▸ **Exercise description**: Scan the records for the string "thermometer" and state how many lines contain it, using the number alone.

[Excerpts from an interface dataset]
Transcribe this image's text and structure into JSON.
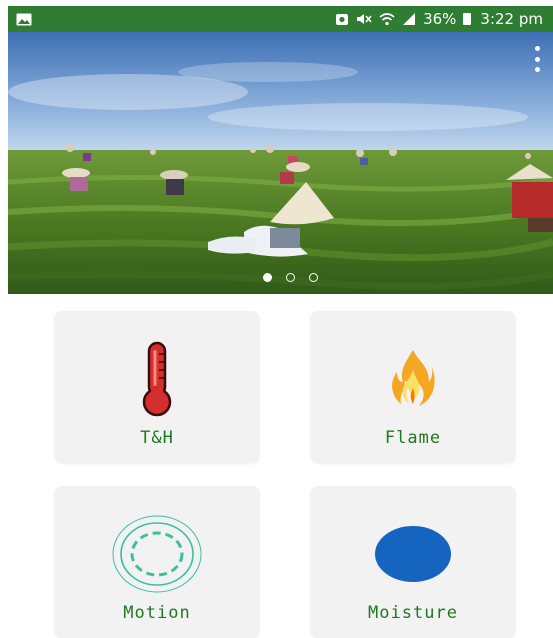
{
  "status_bar": {
    "battery": "36%",
    "time": "3:22 pm",
    "icons": [
      "image-icon",
      "alarm-icon",
      "mute-icon",
      "wifi-icon",
      "signal-icon",
      "battery-icon"
    ]
  },
  "banner": {
    "slide_count": 3,
    "active_slide": 1
  },
  "tiles": [
    {
      "label": "T&H",
      "icon": "thermometer-icon"
    },
    {
      "label": "Flame",
      "icon": "flame-icon"
    },
    {
      "label": "Motion",
      "icon": "motion-sensor-icon"
    },
    {
      "label": "Moisture",
      "icon": "moisture-drop-icon"
    }
  ],
  "colors": {
    "status_bar": "#2e7d32",
    "tile_label": "#1e7a1e",
    "tile_background": "#f2f2f2",
    "thermometer": "#d32f2f",
    "motion": "#3dbf9c",
    "moisture": "#1565c0"
  }
}
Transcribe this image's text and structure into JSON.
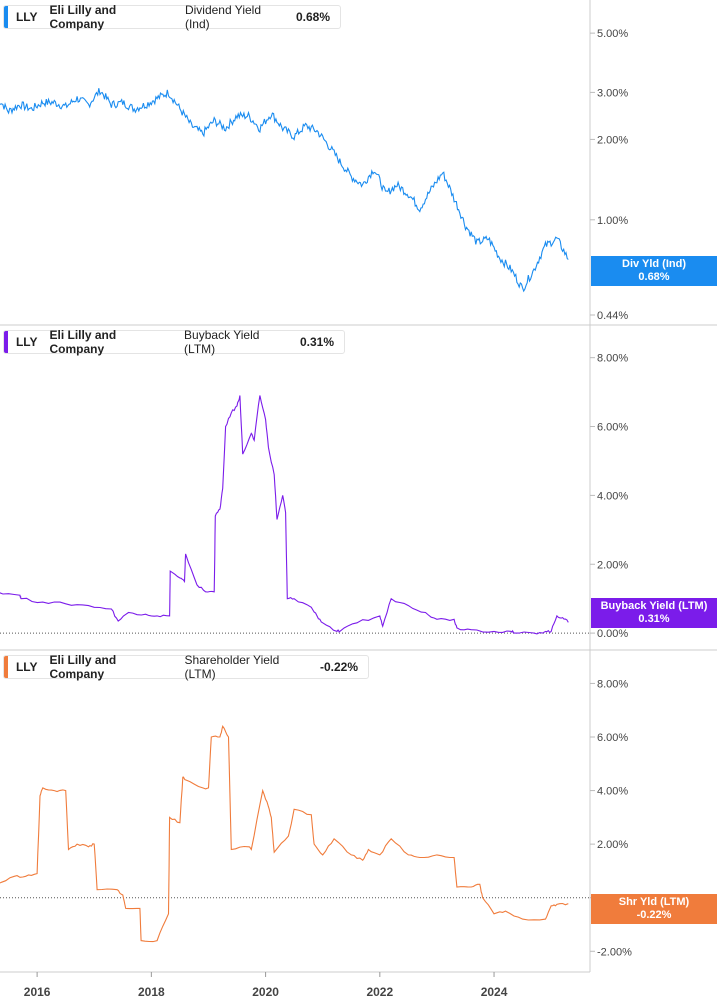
{
  "chart_data": [
    {
      "type": "line",
      "ticker": "LLY",
      "company": "Eli Lilly and Company",
      "metric": "Dividend Yield (Ind)",
      "current_value": "0.68%",
      "flag_label": "Div Yld (Ind)",
      "flag_value": "0.68%",
      "color": "#1a8cf0",
      "scale": "log",
      "yticks": [
        {
          "v": 5.0,
          "label": "5.00%"
        },
        {
          "v": 3.0,
          "label": "3.00%"
        },
        {
          "v": 2.0,
          "label": "2.00%"
        },
        {
          "v": 1.0,
          "label": "1.00%"
        },
        {
          "v": 0.44,
          "label": "0.44%"
        }
      ],
      "ylim": [
        0.44,
        6.0
      ],
      "series": [
        {
          "x": [
            2015.3,
            2015.5,
            2015.7,
            2015.9,
            2016.1,
            2016.3,
            2016.5,
            2016.7,
            2016.9,
            2017.1,
            2017.3,
            2017.5,
            2017.7,
            2017.9,
            2018.1,
            2018.3,
            2018.5,
            2018.7,
            2018.9,
            2019.1,
            2019.3,
            2019.5,
            2019.7,
            2019.9,
            2020.1,
            2020.3,
            2020.5,
            2020.7,
            2020.9,
            2021.1,
            2021.3,
            2021.5,
            2021.7,
            2021.9,
            2022.1,
            2022.3,
            2022.5,
            2022.7,
            2022.9,
            2023.1,
            2023.3,
            2023.5,
            2023.7,
            2023.9,
            2024.1,
            2024.3,
            2024.5,
            2024.7,
            2024.9,
            2025.1,
            2025.3
          ],
          "values": [
            2.85,
            2.55,
            2.7,
            2.6,
            2.75,
            2.75,
            2.65,
            2.85,
            2.7,
            3.05,
            2.7,
            2.75,
            2.6,
            2.7,
            2.85,
            3.0,
            2.6,
            2.25,
            2.1,
            2.35,
            2.2,
            2.45,
            2.45,
            2.2,
            2.5,
            2.2,
            2.05,
            2.25,
            2.15,
            1.9,
            1.65,
            1.45,
            1.35,
            1.55,
            1.25,
            1.35,
            1.25,
            1.1,
            1.3,
            1.5,
            1.2,
            0.95,
            0.82,
            0.85,
            0.72,
            0.65,
            0.55,
            0.65,
            0.8,
            0.85,
            0.71
          ]
        }
      ]
    },
    {
      "type": "line",
      "ticker": "LLY",
      "company": "Eli Lilly and Company",
      "metric": "Buyback Yield (LTM)",
      "current_value": "0.31%",
      "flag_label": "Buyback Yield (LTM)",
      "flag_value": "0.31%",
      "color": "#7b1cea",
      "scale": "linear",
      "yticks": [
        {
          "v": 8.0,
          "label": "8.00%"
        },
        {
          "v": 6.0,
          "label": "6.00%"
        },
        {
          "v": 4.0,
          "label": "4.00%"
        },
        {
          "v": 2.0,
          "label": "2.00%"
        },
        {
          "v": 0.0,
          "label": "0.00%"
        }
      ],
      "ylim": [
        -0.2,
        8.6
      ],
      "series": [
        {
          "x": [
            2015.3,
            2015.7,
            2015.72,
            2016.1,
            2016.5,
            2016.9,
            2017.3,
            2017.42,
            2017.6,
            2017.9,
            2018.1,
            2018.32,
            2018.33,
            2018.5,
            2018.58,
            2018.6,
            2018.8,
            2018.95,
            2019.1,
            2019.12,
            2019.2,
            2019.25,
            2019.3,
            2019.4,
            2019.5,
            2019.55,
            2019.6,
            2019.75,
            2019.8,
            2019.9,
            2020.0,
            2020.05,
            2020.15,
            2020.2,
            2020.3,
            2020.35,
            2020.38,
            2020.5,
            2020.8,
            2020.9,
            2021.0,
            2021.25,
            2021.3,
            2021.6,
            2022.0,
            2022.05,
            2022.2,
            2022.5,
            2022.8,
            2023.0,
            2023.3,
            2023.35,
            2023.6,
            2024.0,
            2024.3,
            2024.35,
            2024.7,
            2024.9,
            2025.0,
            2025.1,
            2025.2,
            2025.3
          ],
          "values": [
            1.2,
            1.1,
            1.0,
            0.9,
            0.85,
            0.8,
            0.7,
            0.35,
            0.6,
            0.55,
            0.5,
            0.5,
            1.8,
            1.6,
            1.5,
            2.3,
            1.4,
            1.2,
            1.2,
            3.4,
            3.6,
            4.2,
            6.0,
            6.4,
            6.6,
            6.9,
            5.2,
            5.8,
            5.6,
            6.9,
            6.2,
            5.4,
            4.6,
            3.3,
            4.0,
            3.5,
            1.0,
            1.0,
            0.75,
            0.5,
            0.3,
            0.05,
            0.05,
            0.3,
            0.5,
            0.2,
            1.0,
            0.8,
            0.6,
            0.4,
            0.4,
            0.15,
            0.1,
            0.05,
            0.05,
            0.0,
            0.0,
            0.05,
            0.05,
            0.5,
            0.45,
            0.31
          ]
        }
      ]
    },
    {
      "type": "line",
      "ticker": "LLY",
      "company": "Eli Lilly and Company",
      "metric": "Shareholder Yield (LTM)",
      "current_value": "-0.22%",
      "flag_label": "Shr Yld (LTM)",
      "flag_value": "-0.22%",
      "color": "#f07c3c",
      "scale": "linear",
      "yticks": [
        {
          "v": 8.0,
          "label": "8.00%"
        },
        {
          "v": 6.0,
          "label": "6.00%"
        },
        {
          "v": 4.0,
          "label": "4.00%"
        },
        {
          "v": 2.0,
          "label": "2.00%"
        },
        {
          "v": 0.0,
          "label": "0.00%"
        },
        {
          "v": -2.0,
          "label": "-2.00%"
        }
      ],
      "ylim": [
        -2.4,
        8.8
      ],
      "series": [
        {
          "x": [
            2015.3,
            2015.6,
            2015.8,
            2016.0,
            2016.05,
            2016.1,
            2016.3,
            2016.5,
            2016.55,
            2016.7,
            2016.9,
            2017.0,
            2017.05,
            2017.4,
            2017.5,
            2017.55,
            2017.8,
            2017.82,
            2018.1,
            2018.3,
            2018.32,
            2018.5,
            2018.55,
            2018.6,
            2018.9,
            2019.0,
            2019.05,
            2019.2,
            2019.25,
            2019.35,
            2019.4,
            2019.7,
            2019.75,
            2019.95,
            2020.05,
            2020.1,
            2020.15,
            2020.4,
            2020.5,
            2020.8,
            2020.85,
            2021.0,
            2021.2,
            2021.5,
            2021.7,
            2021.8,
            2022.0,
            2022.2,
            2022.5,
            2022.7,
            2023.0,
            2023.3,
            2023.35,
            2023.6,
            2023.75,
            2023.8,
            2024.0,
            2024.2,
            2024.5,
            2024.9,
            2025.0,
            2025.1,
            2025.3
          ],
          "values": [
            0.5,
            0.8,
            0.8,
            0.9,
            3.8,
            4.1,
            4.0,
            4.0,
            1.8,
            2.0,
            1.9,
            2.0,
            0.3,
            0.3,
            0.1,
            -0.4,
            -0.4,
            -1.6,
            -1.6,
            -0.6,
            3.0,
            2.8,
            4.5,
            4.4,
            4.1,
            4.1,
            6.0,
            6.0,
            6.4,
            6.0,
            1.8,
            1.9,
            1.8,
            4.0,
            3.4,
            3.0,
            1.7,
            2.3,
            3.3,
            3.1,
            2.0,
            1.6,
            2.2,
            1.6,
            1.4,
            1.8,
            1.6,
            2.2,
            1.6,
            1.5,
            1.6,
            1.5,
            0.4,
            0.4,
            0.5,
            0.0,
            -0.6,
            -0.5,
            -0.8,
            -0.8,
            -0.3,
            -0.25,
            -0.22
          ]
        }
      ]
    }
  ],
  "x_axis": {
    "ticks": [
      {
        "v": 2016,
        "label": "2016"
      },
      {
        "v": 2018,
        "label": "2018"
      },
      {
        "v": 2020,
        "label": "2020"
      },
      {
        "v": 2022,
        "label": "2022"
      },
      {
        "v": 2024,
        "label": "2024"
      }
    ],
    "range": [
      2015.35,
      2025.68
    ]
  }
}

▸ **Exercise solution**: 2